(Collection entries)
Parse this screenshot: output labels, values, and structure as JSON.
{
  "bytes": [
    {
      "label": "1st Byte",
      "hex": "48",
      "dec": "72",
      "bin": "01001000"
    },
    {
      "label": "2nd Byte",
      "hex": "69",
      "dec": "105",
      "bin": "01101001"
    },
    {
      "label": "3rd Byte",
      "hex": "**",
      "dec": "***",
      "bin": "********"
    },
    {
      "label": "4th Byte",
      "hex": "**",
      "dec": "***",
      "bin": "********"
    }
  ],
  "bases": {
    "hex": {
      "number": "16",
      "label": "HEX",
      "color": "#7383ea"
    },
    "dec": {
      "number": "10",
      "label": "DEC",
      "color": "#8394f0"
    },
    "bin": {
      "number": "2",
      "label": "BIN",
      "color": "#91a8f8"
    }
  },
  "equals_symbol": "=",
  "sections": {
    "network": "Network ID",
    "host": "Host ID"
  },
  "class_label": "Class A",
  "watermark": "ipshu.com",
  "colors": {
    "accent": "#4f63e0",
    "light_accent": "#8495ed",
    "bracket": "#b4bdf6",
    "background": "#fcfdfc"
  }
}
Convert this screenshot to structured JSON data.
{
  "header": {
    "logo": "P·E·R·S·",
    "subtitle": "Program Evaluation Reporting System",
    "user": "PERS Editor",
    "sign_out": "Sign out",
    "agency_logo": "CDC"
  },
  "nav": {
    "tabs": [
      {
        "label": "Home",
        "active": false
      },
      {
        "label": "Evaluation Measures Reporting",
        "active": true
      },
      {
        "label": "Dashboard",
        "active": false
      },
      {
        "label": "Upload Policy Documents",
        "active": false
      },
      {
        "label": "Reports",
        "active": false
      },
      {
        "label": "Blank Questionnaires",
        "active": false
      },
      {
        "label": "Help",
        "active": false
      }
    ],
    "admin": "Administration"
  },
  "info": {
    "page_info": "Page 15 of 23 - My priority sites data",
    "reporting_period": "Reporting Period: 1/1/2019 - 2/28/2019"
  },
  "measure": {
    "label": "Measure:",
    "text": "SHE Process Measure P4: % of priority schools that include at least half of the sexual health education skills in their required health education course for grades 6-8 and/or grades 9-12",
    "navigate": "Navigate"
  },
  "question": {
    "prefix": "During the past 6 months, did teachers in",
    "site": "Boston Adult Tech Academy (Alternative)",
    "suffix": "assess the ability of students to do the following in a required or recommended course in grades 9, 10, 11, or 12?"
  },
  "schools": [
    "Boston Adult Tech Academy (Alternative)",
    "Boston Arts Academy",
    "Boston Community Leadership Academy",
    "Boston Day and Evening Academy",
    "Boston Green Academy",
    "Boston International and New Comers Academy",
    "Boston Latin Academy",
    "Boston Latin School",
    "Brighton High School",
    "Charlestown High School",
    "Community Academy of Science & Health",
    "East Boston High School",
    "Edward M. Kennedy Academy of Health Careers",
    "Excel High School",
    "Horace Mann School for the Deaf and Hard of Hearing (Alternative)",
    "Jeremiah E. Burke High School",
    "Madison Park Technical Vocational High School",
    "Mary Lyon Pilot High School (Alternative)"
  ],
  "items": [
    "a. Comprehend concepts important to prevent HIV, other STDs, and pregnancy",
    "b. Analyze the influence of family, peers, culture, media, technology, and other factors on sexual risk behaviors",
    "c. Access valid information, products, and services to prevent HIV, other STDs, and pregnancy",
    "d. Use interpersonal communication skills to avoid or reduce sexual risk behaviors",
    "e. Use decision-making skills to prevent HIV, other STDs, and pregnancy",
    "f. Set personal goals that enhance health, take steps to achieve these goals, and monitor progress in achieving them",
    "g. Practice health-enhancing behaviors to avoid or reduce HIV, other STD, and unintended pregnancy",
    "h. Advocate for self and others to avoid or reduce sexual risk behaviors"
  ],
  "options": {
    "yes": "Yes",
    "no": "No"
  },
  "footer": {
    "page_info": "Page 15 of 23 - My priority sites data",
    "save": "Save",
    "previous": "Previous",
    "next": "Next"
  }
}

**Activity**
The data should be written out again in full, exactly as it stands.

**Task answer**
Parse this screenshot: output labels, values, and structure as JSON.
{
  "bytes": [
    {
      "label": "1st Byte",
      "hex": "48",
      "dec": "72",
      "bin": "01001000"
    },
    {
      "label": "2nd Byte",
      "hex": "69",
      "dec": "105",
      "bin": "01101001"
    },
    {
      "label": "3rd Byte",
      "hex": "**",
      "dec": "***",
      "bin": "********"
    },
    {
      "label": "4th Byte",
      "hex": "**",
      "dec": "***",
      "bin": "********"
    }
  ],
  "bases": {
    "hex": {
      "number": "16",
      "label": "HEX",
      "color": "#7383ea"
    },
    "dec": {
      "number": "10",
      "label": "DEC",
      "color": "#8394f0"
    },
    "bin": {
      "number": "2",
      "label": "BIN",
      "color": "#91a8f8"
    }
  },
  "equals_symbol": "=",
  "sections": {
    "network": "Network ID",
    "host": "Host ID"
  },
  "class_label": "Class A",
  "watermark": "ipshu.com",
  "colors": {
    "accent": "#4f63e0",
    "light_accent": "#8495ed",
    "bracket": "#b4bdf6",
    "background": "#fcfdfc"
  }
}
Convert this screenshot to structured JSON data.
{
  "header": {
    "logo": "P·E·R·S·",
    "subtitle": "Program Evaluation Reporting System",
    "user": "PERS Editor",
    "sign_out": "Sign out",
    "agency_logo": "CDC"
  },
  "nav": {
    "tabs": [
      {
        "label": "Home",
        "active": false
      },
      {
        "label": "Evaluation Measures Reporting",
        "active": true
      },
      {
        "label": "Dashboard",
        "active": false
      },
      {
        "label": "Upload Policy Documents",
        "active": false
      },
      {
        "label": "Reports",
        "active": false
      },
      {
        "label": "Blank Questionnaires",
        "active": false
      },
      {
        "label": "Help",
        "active": false
      }
    ],
    "admin": "Administration"
  },
  "info": {
    "page_info": "Page 15 of 23 - My priority sites data",
    "reporting_period": "Reporting Period: 1/1/2019 - 2/28/2019"
  },
  "measure": {
    "label": "Measure:",
    "text": "SHE Process Measure P4: % of priority schools that include at least half of the sexual health education skills in their required health education course for grades 6-8 and/or grades 9-12",
    "navigate": "Navigate"
  },
  "question": {
    "prefix": "During the past 6 months, did teachers in",
    "site": "Boston Adult Tech Academy (Alternative)",
    "suffix": "assess the ability of students to do the following in a required or recommended course in grades 9, 10, 11, or 12?"
  },
  "schools": [
    "Boston Adult Tech Academy (Alternative)",
    "Boston Arts Academy",
    "Boston Community Leadership Academy",
    "Boston Day and Evening Academy",
    "Boston Green Academy",
    "Boston International and New Comers Academy",
    "Boston Latin Academy",
    "Boston Latin School",
    "Brighton High School",
    "Charlestown High School",
    "Community Academy of Science & Health",
    "East Boston High School",
    "Edward M. Kennedy Academy of Health Careers",
    "Excel High School",
    "Horace Mann School for the Deaf and Hard of Hearing (Alternative)",
    "Jeremiah E. Burke High School",
    "Madison Park Technical Vocational High School",
    "Mary Lyon Pilot High School (Alternative)"
  ],
  "items": [
    "a. Comprehend concepts important to prevent HIV, other STDs, and pregnancy",
    "b. Analyze the influence of family, peers, culture, media, technology, and other factors on sexual risk behaviors",
    "c. Access valid information, products, and services to prevent HIV, other STDs, and pregnancy",
    "d. Use interpersonal communication skills to avoid or reduce sexual risk behaviors",
    "e. Use decision-making skills to prevent HIV, other STDs, and pregnancy",
    "f. Set personal goals that enhance health, take steps to achieve these goals, and monitor progress in achieving them",
    "g. Practice health-enhancing behaviors to avoid or reduce HIV, other STD, and unintended pregnancy",
    "h. Advocate for self and others to avoid or reduce sexual risk behaviors"
  ],
  "options": {
    "yes": "Yes",
    "no": "No"
  },
  "footer": {
    "page_info": "Page 15 of 23 - My priority sites data",
    "save": "Save",
    "previous": "Previous",
    "next": "Next"
  }
}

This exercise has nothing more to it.